The protest resulted in the final decision during the July European championship and was unfortunately, fined 1,500 euros (£1,295) for going against the dress code. Still a long way to go or the Games fraternity.
However, women in the team received ample support, the major being Pink who offered to pay the fine for the team.
Voluntary Shared Gold medal
Tokyo Olympics 2020 were a fanfare of historic moments. Another on the list is the shared gold medal won in the High Jump match. What makes this shared win most special is the fact that the pair voluntarily decided to share medal instead of going for a jump-off, sending out the message of “friendship, solidarity and fair play”.
Qatar’s Mutaz Essa Barshim and Italy’s Gianmarco Tamberi emerged as the stars of the day after acknowledging each other’s brilliant performance. While generally Olympics doesn’t allow sharing medals, High Jump and Pole Vault are the only exceptions.
Philippines’ first gold ever
The small Southeast Asian country finally opened its gold medal account with the Tokyo Olympics 2020. Athlete Hidilyn Diaz won the nation its first ever Olympic gold medal for weightlifting whopping 127kg.
The 30 years-old Diaz broke Olympic record by lifting 224kg in combine weight. This is a historic moment for the nation as prior to this gold win, the nation had a tally of just 10 medals- 7 bronze and 3 silvers.
This landmark victory holds more gravitas as Diaz’s Olympic preparations, like many other athletes, was haulted due to COVID-19 restriction while being stuck in Malaysia.
The miraculous sibling victory
The Japanese siblings Hifumia and Uta made history after winning a gold medal each on the same day in individual sports. While it sounds like the plot of a motivational Hollywood movie, Tokyo Olympics 2020 were no less than one.
The younger Uta, 21 years-old, first won a gold in the judo finals of the women’s 52 kg division. This win was followed by the elder sibling Hifumi, 23-years-old who carried the legacy ahead in the men’s 66 kg final.
Gender acceptance and true “pride” with Tom Daley
Tom Daley might not be the first gay man to win an Olympic medal, however, he still was a trailblazer of LGBTQ rights. The British diver not just won two medals- a gold and a bronze- for the nation, he redefined and solidified what gender acceptance looks like at a global stage.
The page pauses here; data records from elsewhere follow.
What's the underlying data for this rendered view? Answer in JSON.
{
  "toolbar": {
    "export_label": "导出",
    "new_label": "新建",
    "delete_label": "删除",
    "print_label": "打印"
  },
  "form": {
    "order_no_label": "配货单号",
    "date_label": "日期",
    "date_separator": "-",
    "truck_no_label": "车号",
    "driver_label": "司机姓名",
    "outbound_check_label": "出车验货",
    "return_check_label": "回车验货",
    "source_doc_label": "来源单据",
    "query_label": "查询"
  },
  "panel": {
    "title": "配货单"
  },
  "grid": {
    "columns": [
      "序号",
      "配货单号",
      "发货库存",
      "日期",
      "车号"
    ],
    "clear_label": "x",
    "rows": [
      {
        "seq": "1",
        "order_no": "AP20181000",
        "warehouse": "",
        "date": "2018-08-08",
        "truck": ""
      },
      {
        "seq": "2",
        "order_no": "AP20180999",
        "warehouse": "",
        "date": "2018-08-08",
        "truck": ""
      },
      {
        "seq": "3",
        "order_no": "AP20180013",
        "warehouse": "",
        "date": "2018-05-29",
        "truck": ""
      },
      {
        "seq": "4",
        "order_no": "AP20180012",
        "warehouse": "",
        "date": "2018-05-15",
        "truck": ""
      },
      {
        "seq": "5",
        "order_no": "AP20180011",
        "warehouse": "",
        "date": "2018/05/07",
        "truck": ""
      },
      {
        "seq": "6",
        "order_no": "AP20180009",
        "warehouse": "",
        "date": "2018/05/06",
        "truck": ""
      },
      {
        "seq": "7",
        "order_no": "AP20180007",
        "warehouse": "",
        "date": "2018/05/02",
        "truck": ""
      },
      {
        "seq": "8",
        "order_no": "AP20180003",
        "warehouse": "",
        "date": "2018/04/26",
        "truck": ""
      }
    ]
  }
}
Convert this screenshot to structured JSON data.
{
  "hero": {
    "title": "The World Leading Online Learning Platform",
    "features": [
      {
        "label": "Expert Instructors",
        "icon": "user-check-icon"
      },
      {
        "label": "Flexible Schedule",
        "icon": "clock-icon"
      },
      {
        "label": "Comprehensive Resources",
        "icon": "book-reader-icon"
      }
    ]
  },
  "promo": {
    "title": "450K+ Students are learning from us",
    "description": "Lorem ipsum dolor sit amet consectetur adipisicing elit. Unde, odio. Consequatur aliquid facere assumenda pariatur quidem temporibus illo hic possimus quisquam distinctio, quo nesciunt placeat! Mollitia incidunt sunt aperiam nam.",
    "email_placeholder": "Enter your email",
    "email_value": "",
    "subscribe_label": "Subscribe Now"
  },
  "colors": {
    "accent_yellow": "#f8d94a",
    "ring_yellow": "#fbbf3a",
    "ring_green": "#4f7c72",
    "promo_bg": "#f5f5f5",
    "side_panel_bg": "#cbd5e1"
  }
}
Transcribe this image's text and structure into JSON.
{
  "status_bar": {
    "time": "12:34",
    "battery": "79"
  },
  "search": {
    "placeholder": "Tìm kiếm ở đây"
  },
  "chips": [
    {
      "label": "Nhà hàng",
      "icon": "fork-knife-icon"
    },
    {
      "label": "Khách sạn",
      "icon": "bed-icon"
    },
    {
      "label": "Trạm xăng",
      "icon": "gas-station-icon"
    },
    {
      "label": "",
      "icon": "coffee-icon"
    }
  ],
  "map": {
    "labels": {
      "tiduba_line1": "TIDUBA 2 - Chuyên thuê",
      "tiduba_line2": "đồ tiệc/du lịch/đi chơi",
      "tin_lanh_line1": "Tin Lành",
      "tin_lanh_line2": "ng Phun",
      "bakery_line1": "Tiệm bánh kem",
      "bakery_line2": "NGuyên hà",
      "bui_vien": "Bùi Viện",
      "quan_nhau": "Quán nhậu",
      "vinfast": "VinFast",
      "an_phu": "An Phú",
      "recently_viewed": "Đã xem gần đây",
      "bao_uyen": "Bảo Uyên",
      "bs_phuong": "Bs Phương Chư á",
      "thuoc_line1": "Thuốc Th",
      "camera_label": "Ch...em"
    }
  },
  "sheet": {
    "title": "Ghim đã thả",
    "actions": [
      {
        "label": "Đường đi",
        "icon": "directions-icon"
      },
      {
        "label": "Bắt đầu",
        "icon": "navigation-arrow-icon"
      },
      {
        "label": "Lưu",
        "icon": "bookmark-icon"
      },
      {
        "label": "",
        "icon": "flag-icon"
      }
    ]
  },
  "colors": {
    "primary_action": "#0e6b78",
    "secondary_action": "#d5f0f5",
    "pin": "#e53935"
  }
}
Daley spoke openly about his sexuality and the struggles after winning the medal with the cornerstone statement, “I feel incredibly proud to say that I am a gay man and also an Olympic champion.”
Sending out the message what a man in sports look like, Tom Daley didn’t shy away from embracing his true self while he was knitting during the event. Daley told the Sky News that he loves knitting and that it is a part of his mindfulness practice.
He thanked his mother, husband and son for “helping him feel so loved”.